Friday, June 10, 2011

Shared Topic: Dying

Sharden asked
How do you think dying in an MMO should affect the characters? In WoW we have a relatively insignificant repair cost from durability for a PVE death and no consequence for dying to another player. Do you think this is enough, too much, or needing improvement? 

1UP
I had thought a bit about dying in our MMO. As a fairly avid video game player since the 90's, I've had my fair share of virtual deaths. In many of those games, dying meant returning to a save-point; be it one manually triggered when I thought I was doing good, or the milestone-type rebirth you get in a Wii game, dying seldom meant an actual death. Usually the death was fairly painless. Sure, you may have to replay a portion of content over again, or lose one of those precious "lives" you have gathered in the game, but you went on.

In Warcraft, the world does not stop; the game does not go back in time upon your death. Despite all my best efforts, The World of Warcraft does not revolve around me. You die and now you need to resurrect yourself. Easy. It costs a little gold and you may find yourself in the same fatal situation as before and end up dying again, rather quickly. What are some of the alternatives?

ain't easy being green?
Real-Life: You die, your dead.

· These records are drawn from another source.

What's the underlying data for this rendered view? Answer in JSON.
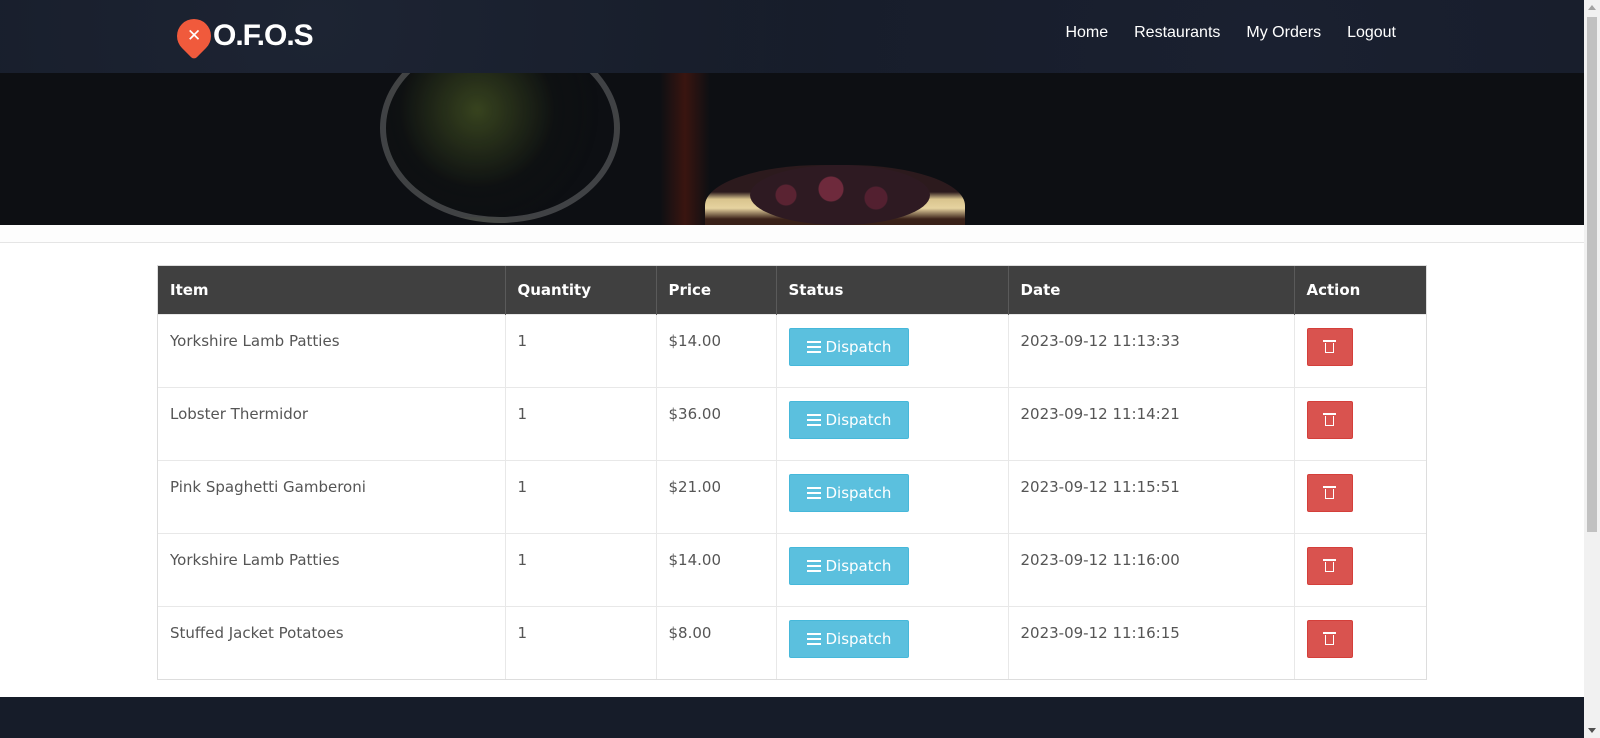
{
  "header": {
    "logo_text": "O.F.O.S",
    "logo_icon": "utensils-pin-icon",
    "nav": [
      {
        "label": "Home"
      },
      {
        "label": "Restaurants"
      },
      {
        "label": "My Orders"
      },
      {
        "label": "Logout"
      }
    ]
  },
  "orders_table": {
    "columns": [
      "Item",
      "Quantity",
      "Price",
      "Status",
      "Date",
      "Action"
    ],
    "rows": [
      {
        "item": "Yorkshire Lamb Patties",
        "quantity": "1",
        "price": "$14.00",
        "status": "Dispatch",
        "date": "2023-09-12 11:13:33"
      },
      {
        "item": "Lobster Thermidor",
        "quantity": "1",
        "price": "$36.00",
        "status": "Dispatch",
        "date": "2023-09-12 11:14:21"
      },
      {
        "item": "Pink Spaghetti Gamberoni",
        "quantity": "1",
        "price": "$21.00",
        "status": "Dispatch",
        "date": "2023-09-12 11:15:51"
      },
      {
        "item": "Yorkshire Lamb Patties",
        "quantity": "1",
        "price": "$14.00",
        "status": "Dispatch",
        "date": "2023-09-12 11:16:00"
      },
      {
        "item": "Stuffed Jacket Potatoes",
        "quantity": "1",
        "price": "$8.00",
        "status": "Dispatch",
        "date": "2023-09-12 11:16:15"
      }
    ]
  },
  "icons": {
    "status": "menu-icon",
    "action": "trash-icon"
  },
  "colors": {
    "header_bg": "#161c29",
    "table_header": "#404040",
    "dispatch": "#5bc0de",
    "delete": "#d9534f",
    "brand": "#f05a3c"
  }
}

No resurrection allowed unless, well of course, depending on the religion you follow. Imagining an MMO were you'd build a new character each time you die. The game would be shallow. Maybe only a few levels to go through. Leveling would likely only be done via non-violent means. There would be absolutely no PVP functionality. Maybe they'd call it "The SIMS Online"? (which does have a dying method, but 'natural' causes. The penalty being ~2 hrs until you can res.) When you die, maybe if you did enough good deeds in the game, you could transform your toon from one being to another. (I wanna be a frog and swim all day).

EverQuest: (Based on a conversation with a co-worker, this is how I understand the process.) The resurrection process in EQ is a bit more like WoW raiding. If you die while playing the game, you cannot simply run back to your body in ghost form and click the "accept resurrect" button. You could either run naked from your 'camp'-point (not a graveyard) to your body and then pickup your gear. OR you could have one of their healing classes summon your corpse to you, but only a select classes could do this. You would take gear damage and you would also lose a bit of your XP. Imagine during progression raiding, with numerous wipes, you could possibly drop a level.

Now, consider the WoW death penalty again. You die. You run as an untouchable ghost from a local graveyard (now much closer in Cataclysm). You click the resurrect button and you've only take a 10% durability hit. A few gold out of pocket and you're back to normal. If you find your corpse is un-retrievable, you hit the 'return to graveyard' button, chat with the spirit healer and take the 25% durability hit. Done.

In vanilla EverQuest the death penalty was severe. Players would lean forward in their seats, one-hundred percent focused on the game during combat. [...] In WoW, with its less severe death penalties, players often multi-task during routine game play; such as watching TV or surfing the web.  ~Dan @ Massive Thoughts
As Dan eludes to, the death penalty imposed on a player helps increase the intensity and the involvement of the player. High death penalty and they will be doing everything possible to avoid dying, even if it means running out of a zone with a chain of mobs chasing you. Lower the death penalty and they will be less involved in the game; caring less if they die.

Speaking of... hmm..This reminds me of the "__ made it to max level in 4 days played" articles (back when getting to max level meant an easy 2 weeks  played). See at low-levels before you have a mount, running is the slowest piece of the game. These players would purposely die when they finished their last quest, res at the spirit healer, res-sick, but be within a few hundred yards of the repair and quest turn in location. This would not be possible in EQ.

Is the death penalty in WoW OK? Based on Blizzards philosophy of opening the game for all players, a minimal death penalty is ideal. Clients are punished for dying, but usually not more than some time lost and a bit of gold (which is usually repaid by the end of the next quest). Making it more painful, IMHO, would limit participation. Blizzard encourages PVP, which typically includes numerous deaths, by making it 0 cost to participate (including the healing, mana and minion replacement). In many ways, this is what keeps WoW alive. Players have a harder time getting bored with the game, because they can take risks and not get painfully punished. PUG Heroics? Sure! PUG a raid? Why not! Work on that Childern's Week PVP Achievement? Heck ya'!

No comments:

Post a Comment